Closer Joe Nathan ready for spring debut

SURPRISE, Ariz. -- At some point today against Chicago White Sox in Surprise, Texas Rangers closer Joe Nathan will get his first inning of work in a Cactus League game.

"I haven't pitched in one of those games out here since 2003," said Nathan, who trained in Florida as a member of the Minnesota Twins. He was with the San Francisco Giants, who have camp in Scottsdale, before that.

Nathan, 37, has spent spring training getting to know his teammates and preparing for the 2012 season. He said he hasn't worried at all about his elbow. Nathan had Tommy John surgery on March 26, 2010, and missed that entire season. He struggled to start the 2011 season, getting a few saves early but then issuing nine runs in his next five innings, losing his closer's job to Matt Capps. Nathan actually went to manager Ron Gardenhire and pitching coach Rick Anderson after another rough outing and the three decided that Capps should close.

Nathan went on the disabled list with a right flexor muscle strain in his elbow. When Nathan returned, he found his form. He had a 0.68 ERA in 14 outings from the end of June to early August and in his final 31 appearances, held opponents to a .193 average and had a 3.38 ERA.

"The way I finished the season made me feel like I was getting there," Nathan said. "Everything has gone just like the offseason workouts. I went staright into spring and feel good, arm feels alive, preparation has been good. Now it’s just keep going and plugging away."

Nathan said he's thrown all of his pitches this spring, which includes a two-seam and four-seam fastball, slider, curve and change. He said he developed the slider after he was hurt earlier in his career and that the curve has usually been one of his best pitches. One of his focuses this spring is continuing to make progress with his changeup.

"I think the change is the one pitch that is a feel pitch and I'm trying to fine tune it," Nathan said. "The last two years, it’s become more comfortable for me. It’s taken a while to realize how I need to throw it and not guide it or try to slow it down too much. If it’s 87 miles per hour, than it’s 87. Don’t try to make it 10 miles off your fastball.
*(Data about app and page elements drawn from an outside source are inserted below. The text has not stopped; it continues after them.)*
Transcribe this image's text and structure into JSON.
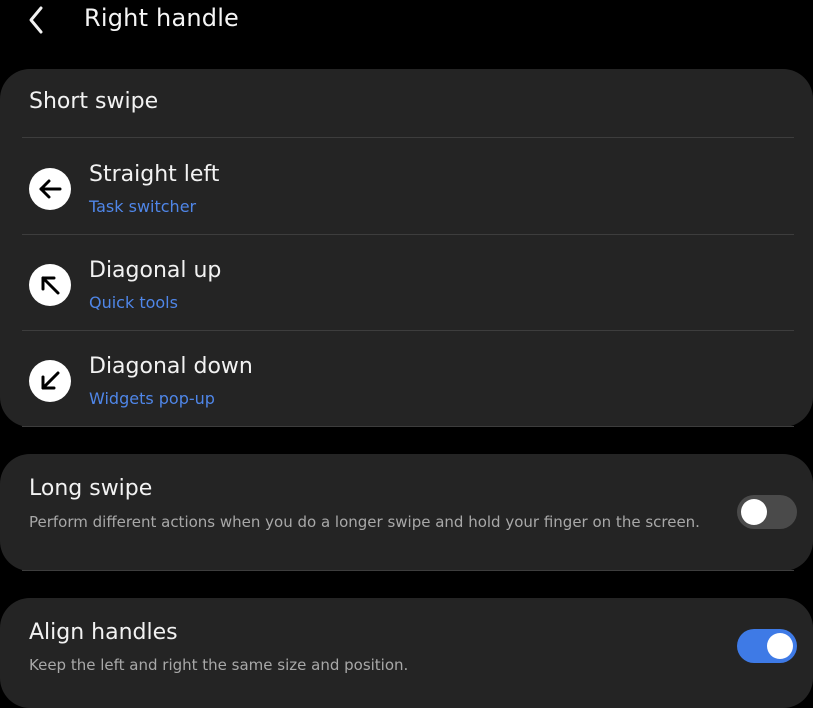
{
  "header": {
    "back_icon": "chevron-left-icon",
    "title": "Right handle"
  },
  "short_swipe": {
    "title": "Short swipe",
    "items": [
      {
        "label": "Straight left",
        "value": "Task switcher",
        "icon": "arrow-left-icon"
      },
      {
        "label": "Diagonal up",
        "value": "Quick tools",
        "icon": "arrow-up-left-icon"
      },
      {
        "label": "Diagonal down",
        "value": "Widgets pop-up",
        "icon": "arrow-down-left-icon"
      }
    ]
  },
  "long_swipe": {
    "title": "Long swipe",
    "description": "Perform different actions when you do a longer swipe and hold your finger on the screen.",
    "enabled": false
  },
  "align_handles": {
    "title": "Align handles",
    "description": "Keep the left and right the same size and position.",
    "enabled": true
  },
  "colors": {
    "background": "#000000",
    "card": "#242424",
    "accent": "#3e7ae6",
    "link": "#4f86e8",
    "secondary_text": "#a8a8a8"
  }
}
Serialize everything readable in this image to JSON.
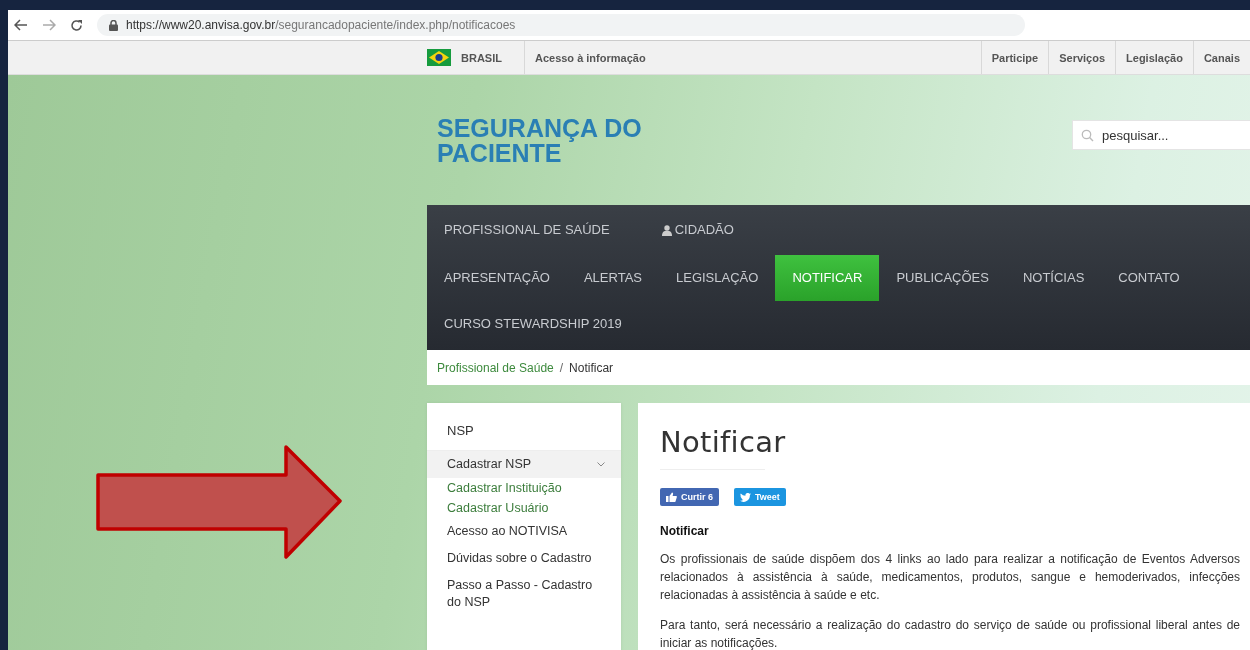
{
  "browser": {
    "url_host": "https://www20.anvisa.gov.br",
    "url_path": "/segurancadopaciente/index.php/notificacoes"
  },
  "gov_bar": {
    "country": "BRASIL",
    "access": "Acesso à informação",
    "links": [
      "Participe",
      "Serviços",
      "Legislação",
      "Canais"
    ]
  },
  "site_title": "SEGURANÇA DO PACIENTE",
  "search": {
    "placeholder": "pesquisar..."
  },
  "nav": {
    "audience": [
      {
        "label": "PROFISSIONAL DE SAÚDE",
        "kind": "plain"
      },
      {
        "label": "CIDADÃO",
        "kind": "with_icon"
      }
    ],
    "items": [
      {
        "label": "APRESENTAÇÃO",
        "selected": false
      },
      {
        "label": "ALERTAS",
        "selected": false
      },
      {
        "label": "LEGISLAÇÃO",
        "selected": false
      },
      {
        "label": "NOTIFICAR",
        "selected": true
      },
      {
        "label": "PUBLICAÇÕES",
        "selected": false
      },
      {
        "label": "NOTÍCIAS",
        "selected": false
      },
      {
        "label": "CONTATO",
        "selected": false
      },
      {
        "label": "CURSO STEWARDSHIP 2019",
        "selected": false
      }
    ]
  },
  "breadcrumb": {
    "links": [
      "Profissional de Saúde"
    ],
    "separator": "/",
    "current": "Notificar"
  },
  "sidebar": {
    "title": "NSP",
    "items": [
      {
        "label": "Cadastrar NSP",
        "expanded": true,
        "children": [
          {
            "label": "Cadastrar Instituição"
          },
          {
            "label": "Cadastrar Usuário"
          }
        ]
      },
      {
        "label": "Acesso ao NOTIVISA"
      },
      {
        "label": "Dúvidas sobre o Cadastro"
      },
      {
        "label": "Passo a Passo - Cadastro do NSP"
      }
    ]
  },
  "article": {
    "title": "Notificar",
    "social": [
      {
        "kind": "like",
        "label": "Curtir 6"
      },
      {
        "kind": "tweet",
        "label": "Tweet"
      }
    ],
    "subheading": "Notificar",
    "paragraphs": [
      "Os profissionais de saúde dispõem dos 4 links ao lado para realizar a notificação de Eventos Adversos relacionados à assistência à saúde, medicamentos, produtos, sangue e hemoderivados, infecções relacionadas à assistência à saúde e etc.",
      "Para tanto, será necessário a realização do cadastro do serviço de saúde ou profissional liberal antes de iniciar as notificações."
    ]
  }
}
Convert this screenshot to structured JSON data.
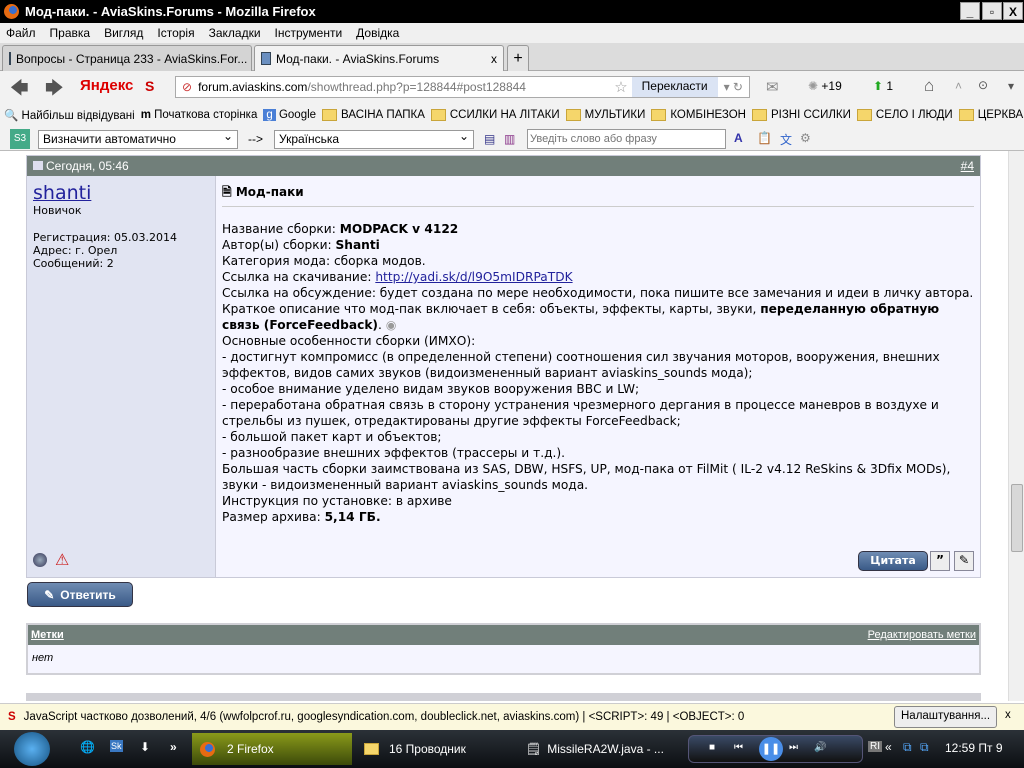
{
  "window": {
    "title": "Мод-паки. - AviaSkins.Forums - Mozilla Firefox"
  },
  "menu": [
    "Файл",
    "Правка",
    "Вигляд",
    "Історія",
    "Закладки",
    "Інструменти",
    "Довідка"
  ],
  "tabs": [
    {
      "label": "Вопросы - Страница 233 - AviaSkins.For..."
    },
    {
      "label": "Мод-паки. - AviaSkins.Forums"
    }
  ],
  "nav": {
    "yandex": "Яндекс",
    "url_domain": "forum.aviaskins.com",
    "url_path": "/showthread.php?p=128844#post128844",
    "translate": "Перекласти",
    "weather": "+19",
    "count": "1"
  },
  "bookmarks": [
    "Найбільш відвідувані",
    "Початкова сторінка",
    "Google",
    "ВАСІНА ПАПКА",
    "ССИЛКИ НА ЛІТАКИ",
    "МУЛЬТИКИ",
    "КОМБІНЕЗОН",
    "РІЗНІ ССИЛКИ",
    "СЕЛО І ЛЮДИ",
    "ЦЕРКВА"
  ],
  "translator": {
    "from": "Визначити автоматично",
    "arrow": "-->",
    "to": "Українська",
    "placeholder": "Уведіть слово або фразу"
  },
  "post": {
    "date": "Сегодня, 05:46",
    "number": "#4",
    "author": "shanti",
    "rank": "Новичок",
    "reg": "Регистрация: 05.03.2014",
    "address": "Адрес: г. Орел",
    "posts": "Сообщений: 2",
    "title": "Мод-паки",
    "l1a": "Название сборки: ",
    "l1b": "MODPACK v 4122",
    "l2a": "Автор(ы) сборки: ",
    "l2b": "Shanti",
    "l3": "Категория мода: сборка модов.",
    "l4a": "Ссылка на скачивание: ",
    "l4link": "http://yadi.sk/d/l9O5mIDRPaTDK",
    "l5": "Ссылка на обсуждение: будет создана по мере необходимости, пока пишите все замечания и идеи в личку автора.",
    "l6a": "Краткое описание что мод-пак включает в себя: объекты, эффекты, карты, звуки, ",
    "l6b": "переделанную обратную связь (ForceFeedback)",
    "l6c": ".",
    "lines": [
      "Основные особенности сборки (ИМХО):",
      "- достигнут компромисс (в определенной степени) соотношения сил звучания моторов, вооружения, внешних эффектов, видов самих звуков (видоизмененный вариант aviaskins_sounds мода);",
      "- особое внимание уделено видам звуков вооружения ВВС и LW;",
      "- переработана обратная связь в сторону устранения чрезмерного дергания в процессе маневров в воздухе и стрельбы из пушек, отредактированы другие эффекты ForceFeedback;",
      "- большой пакет карт и объектов;",
      "- разнообразие внешних эффектов (трассеры и т.д.).",
      "Большая часть сборки заимствована из SAS, DBW, HSFS, UP, мод-пака от FilMit ( IL-2 v4.12 ReSkins & 3Dfix MODs), звуки - видоизмененный вариант aviaskins_sounds мода.",
      "Инструкция по установке: в архиве"
    ],
    "sizea": "Размер архива: ",
    "sizeb": "5,14 ГБ.",
    "quote": "Цитата"
  },
  "reply": "Ответить",
  "tags": {
    "title": "Метки",
    "edit": "Редактировать метки",
    "value": "нет"
  },
  "scriptbar": {
    "text": "JavaScript частково дозволений, 4/6 (wwfolpcrof.ru, googlesyndication.com, doubleclick.net, aviaskins.com) | <SCRIPT>: 49 | <OBJECT>: 0",
    "settings": "Налаштування...",
    "close": "x"
  },
  "taskbar": {
    "firefox": "2 Firefox",
    "explorer": "16 Проводник",
    "java": "MissileRA2W.java - ...",
    "lang": "RI",
    "clock": "12:59 Пт 9"
  }
}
Just throw it and let it be what it’s going to be and let the movement be more important than the velocity."

Nathan is just excited to get in a game and get the spring in gear.

"I always look forward to pitching no matter where you are," Nathan said. "Any time you get a chance to go out and perform and try to get better and prepare yourself for the season, you look forward to it. I’m excited to get that first one done and start the ball rolling."